Exercise aim
Only the number is wanted: how many lines in the data contain "checked"?

Records for the task
------------------------------------------------------------------------

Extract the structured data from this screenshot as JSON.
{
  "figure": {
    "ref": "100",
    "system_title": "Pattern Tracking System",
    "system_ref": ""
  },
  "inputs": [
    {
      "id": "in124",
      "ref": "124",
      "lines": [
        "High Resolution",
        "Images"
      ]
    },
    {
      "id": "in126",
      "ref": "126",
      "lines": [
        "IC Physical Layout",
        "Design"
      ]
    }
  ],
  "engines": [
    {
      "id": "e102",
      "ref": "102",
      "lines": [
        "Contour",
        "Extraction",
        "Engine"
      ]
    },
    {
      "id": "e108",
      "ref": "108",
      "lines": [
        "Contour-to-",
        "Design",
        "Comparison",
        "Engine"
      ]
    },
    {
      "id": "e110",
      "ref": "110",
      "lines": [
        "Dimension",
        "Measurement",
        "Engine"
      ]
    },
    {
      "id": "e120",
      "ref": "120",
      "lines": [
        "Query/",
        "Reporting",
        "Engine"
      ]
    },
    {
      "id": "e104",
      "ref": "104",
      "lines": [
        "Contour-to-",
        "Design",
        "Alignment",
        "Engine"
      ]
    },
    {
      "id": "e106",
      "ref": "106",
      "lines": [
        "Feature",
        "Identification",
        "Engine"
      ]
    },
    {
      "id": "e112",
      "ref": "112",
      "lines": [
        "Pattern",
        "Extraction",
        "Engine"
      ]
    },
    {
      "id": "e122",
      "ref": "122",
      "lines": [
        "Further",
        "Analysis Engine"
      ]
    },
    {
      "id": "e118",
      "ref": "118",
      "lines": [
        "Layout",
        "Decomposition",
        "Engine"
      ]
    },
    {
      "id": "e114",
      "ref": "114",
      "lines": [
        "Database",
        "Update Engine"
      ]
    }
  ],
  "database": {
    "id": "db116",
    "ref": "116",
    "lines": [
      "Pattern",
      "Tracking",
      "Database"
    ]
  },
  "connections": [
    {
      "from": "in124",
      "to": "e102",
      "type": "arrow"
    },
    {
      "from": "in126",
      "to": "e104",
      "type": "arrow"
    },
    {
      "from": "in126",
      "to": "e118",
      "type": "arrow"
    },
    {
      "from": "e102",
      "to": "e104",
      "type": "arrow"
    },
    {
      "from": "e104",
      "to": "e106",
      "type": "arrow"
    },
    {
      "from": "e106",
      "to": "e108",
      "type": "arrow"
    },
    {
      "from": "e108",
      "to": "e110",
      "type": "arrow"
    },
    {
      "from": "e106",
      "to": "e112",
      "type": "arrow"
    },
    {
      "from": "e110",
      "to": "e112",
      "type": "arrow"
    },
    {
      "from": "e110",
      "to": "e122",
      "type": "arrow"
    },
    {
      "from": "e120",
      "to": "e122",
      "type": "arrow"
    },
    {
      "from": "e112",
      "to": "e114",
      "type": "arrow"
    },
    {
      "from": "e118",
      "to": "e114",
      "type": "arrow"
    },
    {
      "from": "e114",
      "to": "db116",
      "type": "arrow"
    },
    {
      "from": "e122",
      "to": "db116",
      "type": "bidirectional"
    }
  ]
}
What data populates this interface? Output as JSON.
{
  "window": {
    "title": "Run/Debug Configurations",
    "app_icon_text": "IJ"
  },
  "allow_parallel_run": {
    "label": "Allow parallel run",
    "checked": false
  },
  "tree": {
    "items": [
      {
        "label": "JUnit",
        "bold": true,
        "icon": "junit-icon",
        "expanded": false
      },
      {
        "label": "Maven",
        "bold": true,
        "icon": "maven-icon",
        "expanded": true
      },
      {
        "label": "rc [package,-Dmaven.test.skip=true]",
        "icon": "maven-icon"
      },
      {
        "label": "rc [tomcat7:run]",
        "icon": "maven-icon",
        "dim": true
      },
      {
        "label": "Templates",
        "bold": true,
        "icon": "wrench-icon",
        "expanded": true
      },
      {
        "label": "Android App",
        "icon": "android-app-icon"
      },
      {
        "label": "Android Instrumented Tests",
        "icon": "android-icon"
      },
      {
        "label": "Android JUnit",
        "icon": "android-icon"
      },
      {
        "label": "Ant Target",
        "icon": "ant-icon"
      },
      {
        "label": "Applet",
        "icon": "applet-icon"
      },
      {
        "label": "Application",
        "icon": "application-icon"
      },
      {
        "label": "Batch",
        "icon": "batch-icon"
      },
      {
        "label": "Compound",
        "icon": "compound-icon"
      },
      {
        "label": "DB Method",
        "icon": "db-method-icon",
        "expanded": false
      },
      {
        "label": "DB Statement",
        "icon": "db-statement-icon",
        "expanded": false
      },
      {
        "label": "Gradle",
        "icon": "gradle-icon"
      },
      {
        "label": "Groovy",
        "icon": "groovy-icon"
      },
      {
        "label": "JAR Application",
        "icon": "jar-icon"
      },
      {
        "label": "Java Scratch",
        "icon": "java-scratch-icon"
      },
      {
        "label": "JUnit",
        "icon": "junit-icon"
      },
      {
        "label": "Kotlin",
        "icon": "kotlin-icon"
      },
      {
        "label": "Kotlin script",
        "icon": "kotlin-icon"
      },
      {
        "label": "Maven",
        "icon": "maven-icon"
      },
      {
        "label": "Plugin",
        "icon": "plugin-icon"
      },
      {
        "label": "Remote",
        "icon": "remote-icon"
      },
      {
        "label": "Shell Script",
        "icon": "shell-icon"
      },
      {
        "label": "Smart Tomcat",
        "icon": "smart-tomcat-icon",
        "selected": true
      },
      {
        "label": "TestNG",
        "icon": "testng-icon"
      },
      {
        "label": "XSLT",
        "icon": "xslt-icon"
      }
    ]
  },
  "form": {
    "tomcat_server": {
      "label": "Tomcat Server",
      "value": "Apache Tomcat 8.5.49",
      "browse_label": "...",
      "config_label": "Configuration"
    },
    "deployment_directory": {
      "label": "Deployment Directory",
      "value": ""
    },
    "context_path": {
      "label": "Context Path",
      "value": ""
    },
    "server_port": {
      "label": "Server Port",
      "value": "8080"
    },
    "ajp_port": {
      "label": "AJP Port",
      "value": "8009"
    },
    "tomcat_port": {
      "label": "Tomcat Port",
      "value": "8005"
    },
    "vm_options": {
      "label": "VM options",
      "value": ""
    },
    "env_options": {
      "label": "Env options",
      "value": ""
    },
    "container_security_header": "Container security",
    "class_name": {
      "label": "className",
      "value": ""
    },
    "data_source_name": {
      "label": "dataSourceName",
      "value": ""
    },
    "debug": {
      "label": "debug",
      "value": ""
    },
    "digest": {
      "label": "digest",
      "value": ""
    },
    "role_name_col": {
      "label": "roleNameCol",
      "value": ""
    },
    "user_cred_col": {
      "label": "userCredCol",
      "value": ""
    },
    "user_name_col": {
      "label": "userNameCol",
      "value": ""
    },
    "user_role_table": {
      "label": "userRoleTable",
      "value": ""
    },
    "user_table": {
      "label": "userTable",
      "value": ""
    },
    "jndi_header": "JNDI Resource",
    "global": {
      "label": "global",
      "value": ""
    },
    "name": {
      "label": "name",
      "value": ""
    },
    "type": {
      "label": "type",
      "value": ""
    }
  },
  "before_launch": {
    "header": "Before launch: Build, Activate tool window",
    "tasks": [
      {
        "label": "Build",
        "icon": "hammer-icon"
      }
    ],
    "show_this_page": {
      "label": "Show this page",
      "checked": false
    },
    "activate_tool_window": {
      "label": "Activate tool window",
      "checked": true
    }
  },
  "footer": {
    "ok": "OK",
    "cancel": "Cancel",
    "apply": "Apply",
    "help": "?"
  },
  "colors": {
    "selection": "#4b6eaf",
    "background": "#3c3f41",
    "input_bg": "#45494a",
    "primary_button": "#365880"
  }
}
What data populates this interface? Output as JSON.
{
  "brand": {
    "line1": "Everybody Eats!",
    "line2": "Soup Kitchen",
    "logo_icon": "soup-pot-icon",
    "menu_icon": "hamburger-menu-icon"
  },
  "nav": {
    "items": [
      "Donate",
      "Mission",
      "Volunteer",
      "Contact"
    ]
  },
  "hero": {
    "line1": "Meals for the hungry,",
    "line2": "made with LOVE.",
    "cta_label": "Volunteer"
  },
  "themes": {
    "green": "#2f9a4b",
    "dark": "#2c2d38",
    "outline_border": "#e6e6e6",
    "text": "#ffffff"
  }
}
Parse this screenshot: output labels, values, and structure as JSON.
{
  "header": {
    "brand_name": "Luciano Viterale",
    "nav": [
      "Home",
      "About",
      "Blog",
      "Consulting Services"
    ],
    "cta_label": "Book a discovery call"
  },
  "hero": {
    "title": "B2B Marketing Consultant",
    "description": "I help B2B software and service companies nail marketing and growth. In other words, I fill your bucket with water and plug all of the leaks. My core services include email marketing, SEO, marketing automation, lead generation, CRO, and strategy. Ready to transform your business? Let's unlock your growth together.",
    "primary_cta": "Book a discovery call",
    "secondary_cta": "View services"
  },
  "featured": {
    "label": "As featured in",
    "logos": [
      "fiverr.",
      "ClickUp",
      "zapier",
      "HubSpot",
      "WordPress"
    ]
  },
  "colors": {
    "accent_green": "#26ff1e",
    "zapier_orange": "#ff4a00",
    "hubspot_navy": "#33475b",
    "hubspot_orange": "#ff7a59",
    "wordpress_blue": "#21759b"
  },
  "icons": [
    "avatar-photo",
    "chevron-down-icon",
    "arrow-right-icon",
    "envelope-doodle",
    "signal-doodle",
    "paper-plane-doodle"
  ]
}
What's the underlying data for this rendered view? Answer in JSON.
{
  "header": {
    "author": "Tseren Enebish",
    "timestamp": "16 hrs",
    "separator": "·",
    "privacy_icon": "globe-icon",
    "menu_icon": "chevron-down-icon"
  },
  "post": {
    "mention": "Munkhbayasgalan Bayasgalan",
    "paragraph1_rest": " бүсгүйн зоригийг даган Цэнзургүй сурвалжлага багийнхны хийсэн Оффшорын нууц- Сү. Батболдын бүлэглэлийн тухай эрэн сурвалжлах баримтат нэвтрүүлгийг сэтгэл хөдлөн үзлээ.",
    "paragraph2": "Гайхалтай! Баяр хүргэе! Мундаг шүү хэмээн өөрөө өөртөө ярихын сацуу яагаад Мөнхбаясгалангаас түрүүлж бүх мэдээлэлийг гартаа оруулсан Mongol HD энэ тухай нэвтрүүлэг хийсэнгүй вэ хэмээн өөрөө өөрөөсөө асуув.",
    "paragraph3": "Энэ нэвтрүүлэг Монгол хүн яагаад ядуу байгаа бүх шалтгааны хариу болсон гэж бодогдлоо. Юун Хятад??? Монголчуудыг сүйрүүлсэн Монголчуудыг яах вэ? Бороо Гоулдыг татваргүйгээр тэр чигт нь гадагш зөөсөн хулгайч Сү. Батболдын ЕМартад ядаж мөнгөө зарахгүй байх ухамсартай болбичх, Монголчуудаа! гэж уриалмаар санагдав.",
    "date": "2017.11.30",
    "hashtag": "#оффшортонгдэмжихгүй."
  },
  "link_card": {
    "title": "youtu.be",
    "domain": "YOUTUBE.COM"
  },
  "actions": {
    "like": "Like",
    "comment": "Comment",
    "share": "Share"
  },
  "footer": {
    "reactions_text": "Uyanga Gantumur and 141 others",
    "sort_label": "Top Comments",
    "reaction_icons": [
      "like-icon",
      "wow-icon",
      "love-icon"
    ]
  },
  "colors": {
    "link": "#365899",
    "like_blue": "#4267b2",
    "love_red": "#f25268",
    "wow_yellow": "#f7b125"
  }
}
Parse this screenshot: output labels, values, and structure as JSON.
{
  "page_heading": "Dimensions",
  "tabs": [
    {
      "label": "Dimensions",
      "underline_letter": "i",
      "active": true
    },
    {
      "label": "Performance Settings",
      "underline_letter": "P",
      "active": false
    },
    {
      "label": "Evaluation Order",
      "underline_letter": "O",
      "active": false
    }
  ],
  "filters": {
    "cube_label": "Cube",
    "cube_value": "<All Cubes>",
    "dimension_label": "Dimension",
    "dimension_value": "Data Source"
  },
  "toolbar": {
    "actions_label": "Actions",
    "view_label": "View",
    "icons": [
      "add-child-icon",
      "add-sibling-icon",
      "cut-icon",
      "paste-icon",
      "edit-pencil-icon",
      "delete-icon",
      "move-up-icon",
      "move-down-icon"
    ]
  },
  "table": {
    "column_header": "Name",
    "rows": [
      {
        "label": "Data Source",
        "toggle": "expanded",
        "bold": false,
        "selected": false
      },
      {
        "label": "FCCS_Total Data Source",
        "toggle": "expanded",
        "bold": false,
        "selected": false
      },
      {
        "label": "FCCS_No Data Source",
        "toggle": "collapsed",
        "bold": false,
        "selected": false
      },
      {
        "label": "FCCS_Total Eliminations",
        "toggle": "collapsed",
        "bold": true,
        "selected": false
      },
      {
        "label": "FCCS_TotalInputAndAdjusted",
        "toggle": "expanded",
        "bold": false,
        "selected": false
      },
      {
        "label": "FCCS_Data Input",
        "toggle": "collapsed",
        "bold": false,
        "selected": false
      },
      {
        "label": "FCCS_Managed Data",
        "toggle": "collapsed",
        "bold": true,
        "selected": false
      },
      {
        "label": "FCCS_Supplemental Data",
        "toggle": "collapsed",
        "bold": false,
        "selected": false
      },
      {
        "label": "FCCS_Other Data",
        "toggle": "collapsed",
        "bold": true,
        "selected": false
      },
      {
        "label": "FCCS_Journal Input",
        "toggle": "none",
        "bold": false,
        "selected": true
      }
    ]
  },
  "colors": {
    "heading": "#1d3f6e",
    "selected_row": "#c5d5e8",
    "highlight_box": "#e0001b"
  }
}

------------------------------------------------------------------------

Expected output
3